WORK INSTRUCTION: Write out every entry once more, character for character.

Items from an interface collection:
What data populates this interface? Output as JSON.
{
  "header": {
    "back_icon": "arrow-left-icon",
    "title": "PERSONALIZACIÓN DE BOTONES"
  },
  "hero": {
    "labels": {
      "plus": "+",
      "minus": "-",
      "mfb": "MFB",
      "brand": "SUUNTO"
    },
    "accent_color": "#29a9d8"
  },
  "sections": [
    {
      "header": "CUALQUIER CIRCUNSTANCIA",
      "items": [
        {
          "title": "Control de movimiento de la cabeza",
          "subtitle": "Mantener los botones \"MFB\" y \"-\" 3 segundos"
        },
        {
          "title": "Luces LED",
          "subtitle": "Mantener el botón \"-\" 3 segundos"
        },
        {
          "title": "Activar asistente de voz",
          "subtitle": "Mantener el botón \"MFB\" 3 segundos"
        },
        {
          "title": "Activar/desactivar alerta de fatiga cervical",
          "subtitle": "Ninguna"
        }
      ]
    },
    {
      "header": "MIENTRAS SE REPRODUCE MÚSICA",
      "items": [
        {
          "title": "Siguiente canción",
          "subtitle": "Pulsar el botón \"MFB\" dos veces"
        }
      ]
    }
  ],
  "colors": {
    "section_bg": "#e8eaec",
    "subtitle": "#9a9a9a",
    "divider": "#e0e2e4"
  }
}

RESULT OF THE EXERCISE:
What data populates this interface? Output as JSON.
{
  "header": {
    "back_icon": "arrow-left-icon",
    "title": "PERSONALIZACIÓN DE BOTONES"
  },
  "hero": {
    "labels": {
      "plus": "+",
      "minus": "-",
      "mfb": "MFB",
      "brand": "SUUNTO"
    },
    "accent_color": "#29a9d8"
  },
  "sections": [
    {
      "header": "CUALQUIER CIRCUNSTANCIA",
      "items": [
        {
          "title": "Control de movimiento de la cabeza",
          "subtitle": "Mantener los botones \"MFB\" y \"-\" 3 segundos"
        },
        {
          "title": "Luces LED",
          "subtitle": "Mantener el botón \"-\" 3 segundos"
        },
        {
          "title": "Activar asistente de voz",
          "subtitle": "Mantener el botón \"MFB\" 3 segundos"
        },
        {
          "title": "Activar/desactivar alerta de fatiga cervical",
          "subtitle": "Ninguna"
        }
      ]
    },
    {
      "header": "MIENTRAS SE REPRODUCE MÚSICA",
      "items": [
        {
          "title": "Siguiente canción",
          "subtitle": "Pulsar el botón \"MFB\" dos veces"
        }
      ]
    }
  ],
  "colors": {
    "section_bg": "#e8eaec",
    "subtitle": "#9a9a9a",
    "divider": "#e0e2e4"
  }
}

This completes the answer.